Last November, Marine veteran Kenneth Chamberlain Sr. was killed at his home in White Plains, N.Y., by police who were initially responding to a call for medical help. Chamberlain, 68, suffered from a chronic heart condition and wore a pendant that could signal for help in case of a medical emergency. Having accidentally set off the pendant in his sleep, he was surprised when an armed police squad showed up outside his apartment early in the morning and reportedly demanded to be let in, despite his assurance that he was OK. Chamberlain grew increasingly agitated as cops allegedly swarmed his home and the clash resulted in him being shot twice in the chest. As in the case of Trayvon Martin, the incident was apparently sheltered from the media and authorities initially resisted a grand-jury probe. But as reports about the incident have become widely circulated, and at least one officer has reportedly been recorded on tape taunting Chamberlain and using racial slurs just before they broke down his door. More than four months later, a grand jury is hearing evidence regarding the incident.
Ronald Madison, a 40-year-old mentally disabled man who lived at home with his mother, was shot by New Orleans police officers near the now-infamous Danziger Bridge, six days after Hurricane Katrina battered New Orleans. Ronald’s brother, Lance, said they were walking across the bridge when a group of teens came up behind them and began shooting. The police showed up and began firing at people on the bridge. Madison was hit in the back and reportedly stomped on while dying by former Sgt. Kenneth Bowen, who was sentenced to 40 years in prison Wednesday.
Along with Ronald Madison, James Brissette was a victim of the Danziger Bridge shooting for which five NOPD officers were sentenced to prison on Wednesday. (Aside from Madison and Brissette, four others were gravely wounded in the gunfire.) Speaking in court, Brissette’s mother mentioned that he was only 17 when he died and that “he never knew what hit him.”
Oscar Grant was in a BART transit station in San Francisco on Jan. 1, 2009, when he was shot in the back while laying face down. Dozens of witnesses said they saw the shooting, which was filmed on several cellphones. Johannes Mehserle, the BART officer who shot Grant, said it looked like Grant was going for a gun. Grant was unarmed. The district attorney filed murder charges, but Mehserle was convicted of involuntary manslaughter and served 11 months for the crime. Grant’s family filed a $25 million civil suit against six BART police officers who were present during the shooting.
Hit by 19 bullets, Amadou Diallo died in the doorway of his apartment building in New York City on Feb. 5, 1999. Diallo was a 22-year-old West African immigrant whose death became a symbol of police brutality. Four plain-clothes police officers approached Diallo at his apartment because they thought he might be the suspect in a rape case. When Diallo reached for his wallet, the officers said they thought he was reaching for a gun and fired 41 shots at the unarmed street peddler. The officers were acquitted of second-degree murder charges.

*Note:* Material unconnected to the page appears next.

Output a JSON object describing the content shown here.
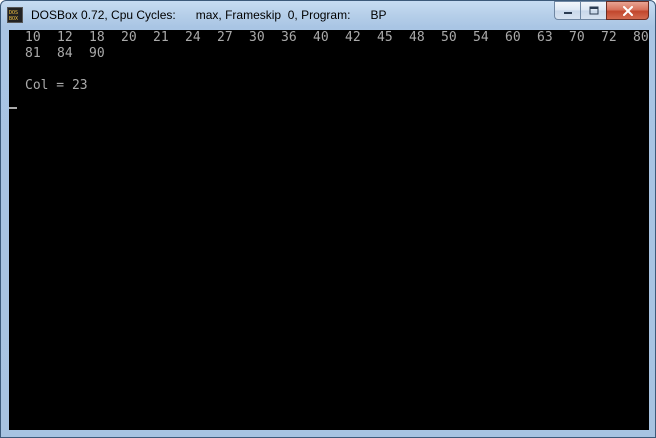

The morning before his wedding, Sean Bell died in a hail of bullets in Queens, New York. Bell was out with friends for his bachelor party, and police suspected one of them had a gun. Bell and his buddies were driving out of a parking lot, when Detective Gescard F. Isnora reportedly ordered them to stop. Bell instead accelerated and crashed into a police minivan. Isnora thought he saw one of Bell’s friends reach for a gun and the team opened fire, blasting 50 bullets at the car. Bell was killed, while his two friends survived. Isnora and two other detectives were acquitted in a criminal trial in 2008, although Isnora was kicked off the force in March 2012.
- killer cop who fatally shot unarmed black male in the back gets his job back (innerstandingisness.wordpress.com)